▸ **MATERIALS PROVIDED**

Segment Open

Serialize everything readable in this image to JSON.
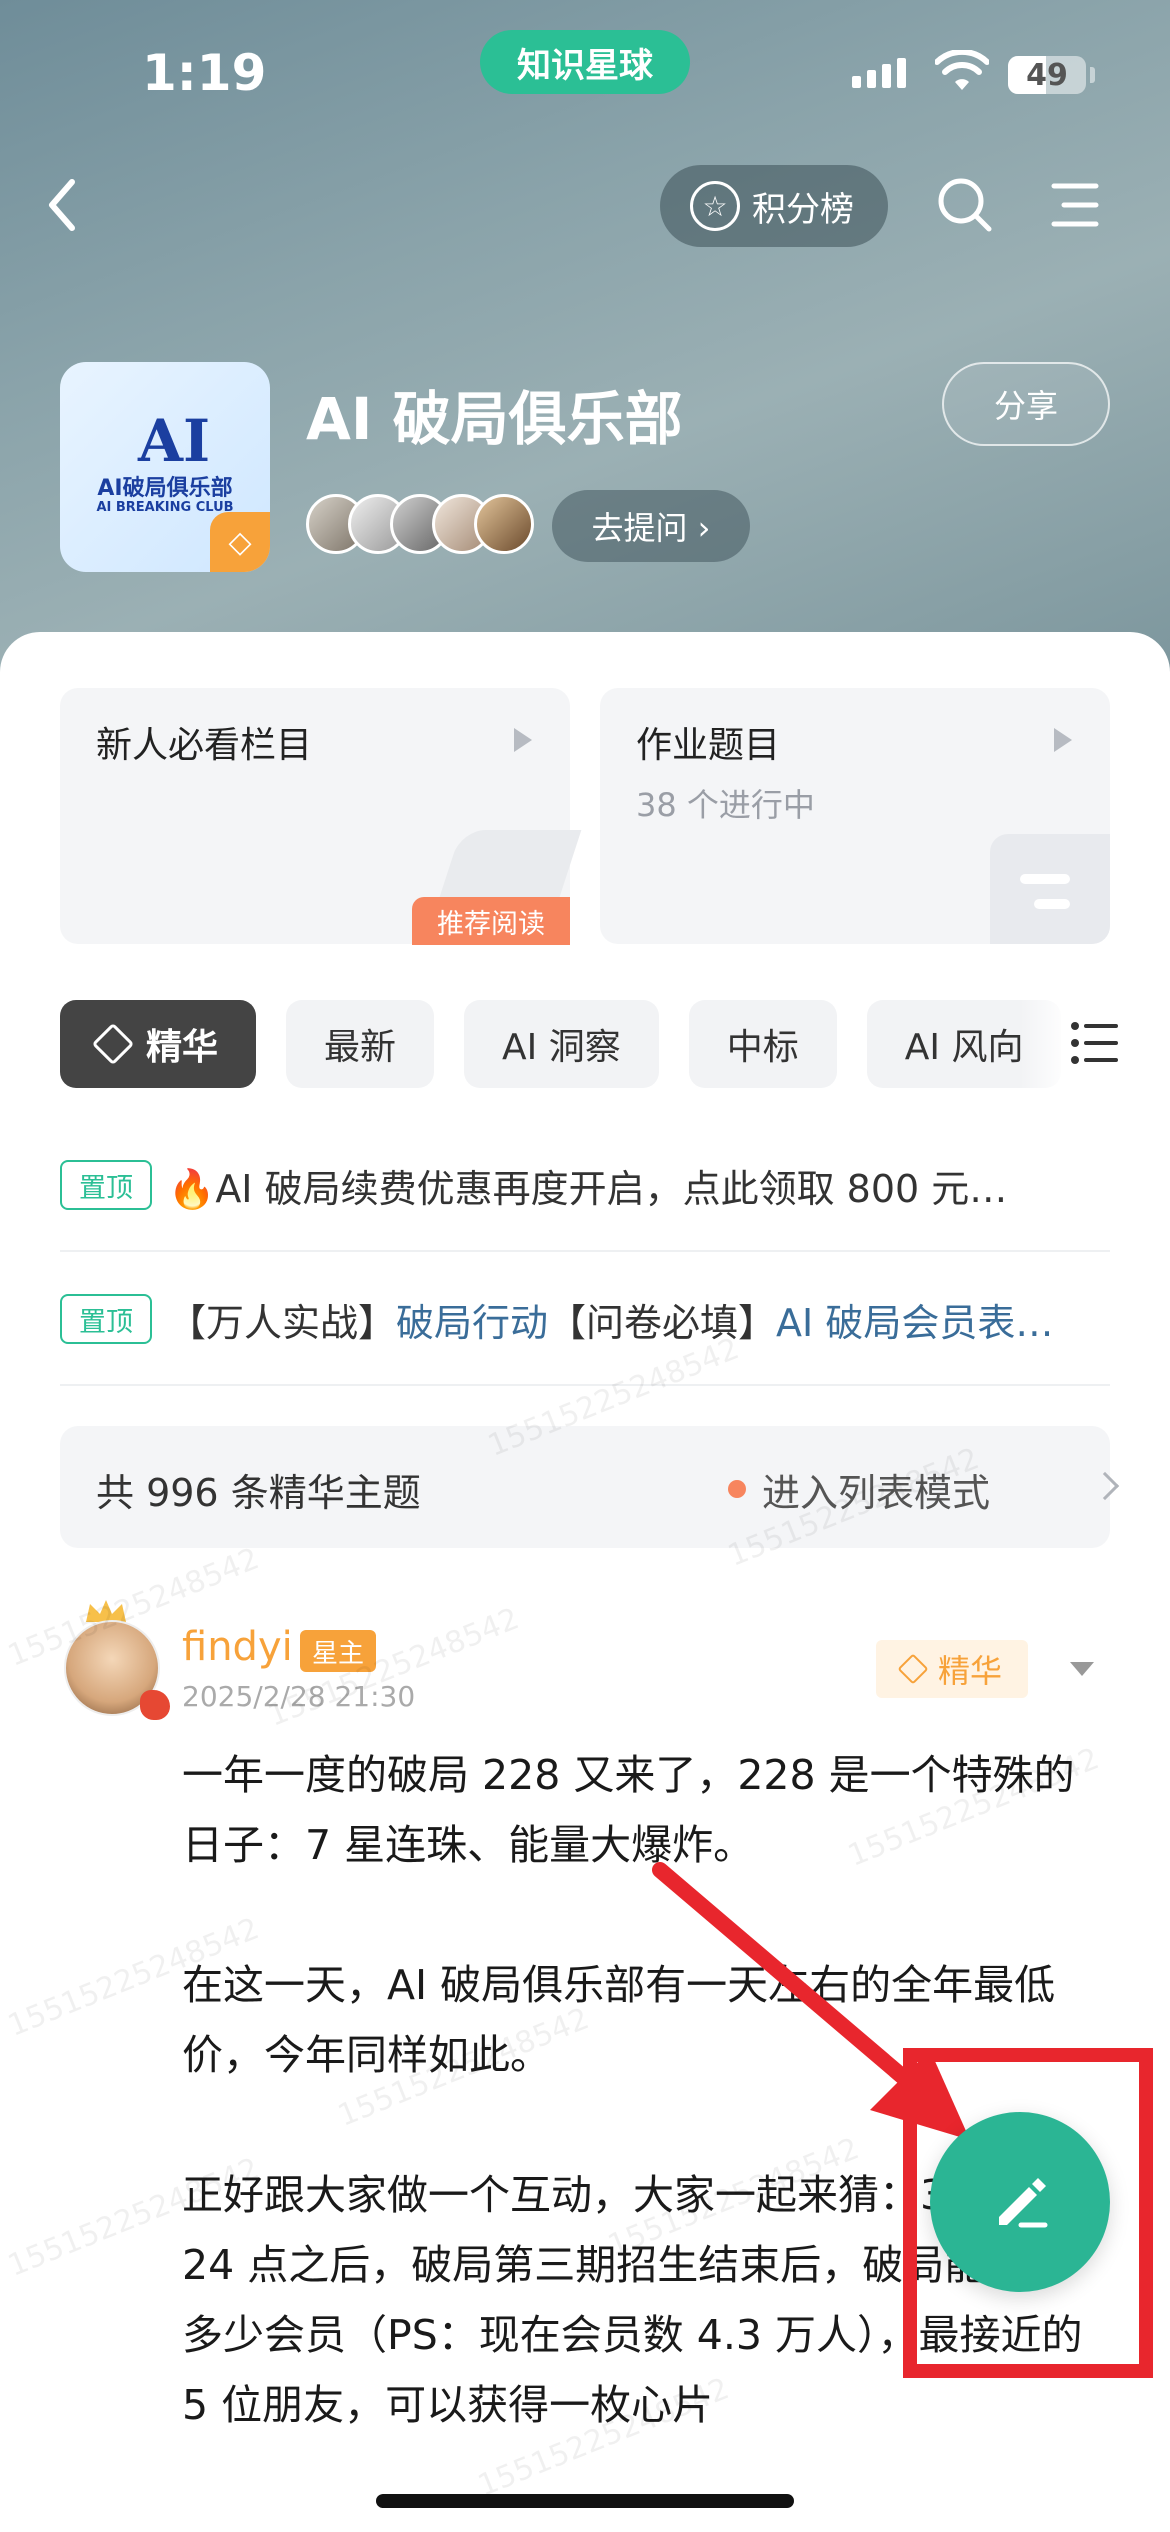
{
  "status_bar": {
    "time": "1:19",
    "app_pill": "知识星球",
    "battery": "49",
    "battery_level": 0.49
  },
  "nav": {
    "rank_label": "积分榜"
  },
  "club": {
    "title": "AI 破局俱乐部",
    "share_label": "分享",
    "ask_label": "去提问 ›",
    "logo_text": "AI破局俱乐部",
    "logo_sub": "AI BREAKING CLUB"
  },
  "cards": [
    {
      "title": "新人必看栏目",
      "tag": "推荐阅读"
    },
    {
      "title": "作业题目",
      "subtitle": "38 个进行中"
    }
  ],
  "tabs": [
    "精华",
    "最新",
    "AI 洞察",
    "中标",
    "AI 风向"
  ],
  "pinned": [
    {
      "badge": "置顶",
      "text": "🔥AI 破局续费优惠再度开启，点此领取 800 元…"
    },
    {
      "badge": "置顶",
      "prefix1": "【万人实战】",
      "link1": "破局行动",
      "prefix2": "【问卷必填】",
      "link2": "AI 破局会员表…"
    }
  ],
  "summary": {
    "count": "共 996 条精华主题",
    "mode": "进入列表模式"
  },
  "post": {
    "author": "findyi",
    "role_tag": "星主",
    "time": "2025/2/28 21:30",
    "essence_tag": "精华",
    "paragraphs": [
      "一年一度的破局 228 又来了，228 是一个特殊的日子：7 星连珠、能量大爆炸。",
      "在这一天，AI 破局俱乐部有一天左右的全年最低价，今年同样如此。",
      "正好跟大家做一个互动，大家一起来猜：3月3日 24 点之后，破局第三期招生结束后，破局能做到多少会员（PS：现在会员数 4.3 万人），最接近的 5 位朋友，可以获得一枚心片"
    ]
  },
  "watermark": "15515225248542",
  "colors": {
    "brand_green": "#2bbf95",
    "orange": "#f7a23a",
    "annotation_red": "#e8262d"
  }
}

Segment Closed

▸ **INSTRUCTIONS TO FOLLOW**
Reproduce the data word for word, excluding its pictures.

▸ **ANSWER FOR THIS EXERCISE**
Serialize everything readable in this image to JSON.
{
  "status_bar": {
    "time": "1:19",
    "app_pill": "知识星球",
    "battery": "49",
    "battery_level": 0.49
  },
  "nav": {
    "rank_label": "积分榜"
  },
  "club": {
    "title": "AI 破局俱乐部",
    "share_label": "分享",
    "ask_label": "去提问 ›",
    "logo_text": "AI破局俱乐部",
    "logo_sub": "AI BREAKING CLUB"
  },
  "cards": [
    {
      "title": "新人必看栏目",
      "tag": "推荐阅读"
    },
    {
      "title": "作业题目",
      "subtitle": "38 个进行中"
    }
  ],
  "tabs": [
    "精华",
    "最新",
    "AI 洞察",
    "中标",
    "AI 风向"
  ],
  "pinned": [
    {
      "badge": "置顶",
      "text": "🔥AI 破局续费优惠再度开启，点此领取 800 元…"
    },
    {
      "badge": "置顶",
      "prefix1": "【万人实战】",
      "link1": "破局行动",
      "prefix2": "【问卷必填】",
      "link2": "AI 破局会员表…"
    }
  ],
  "summary": {
    "count": "共 996 条精华主题",
    "mode": "进入列表模式"
  },
  "post": {
    "author": "findyi",
    "role_tag": "星主",
    "time": "2025/2/28 21:30",
    "essence_tag": "精华",
    "paragraphs": [
      "一年一度的破局 228 又来了，228 是一个特殊的日子：7 星连珠、能量大爆炸。",
      "在这一天，AI 破局俱乐部有一天左右的全年最低价，今年同样如此。",
      "正好跟大家做一个互动，大家一起来猜：3月3日 24 点之后，破局第三期招生结束后，破局能做到多少会员（PS：现在会员数 4.3 万人），最接近的 5 位朋友，可以获得一枚心片"
    ]
  },
  "watermark": "15515225248542",
  "colors": {
    "brand_green": "#2bbf95",
    "orange": "#f7a23a",
    "annotation_red": "#e8262d"
  }
}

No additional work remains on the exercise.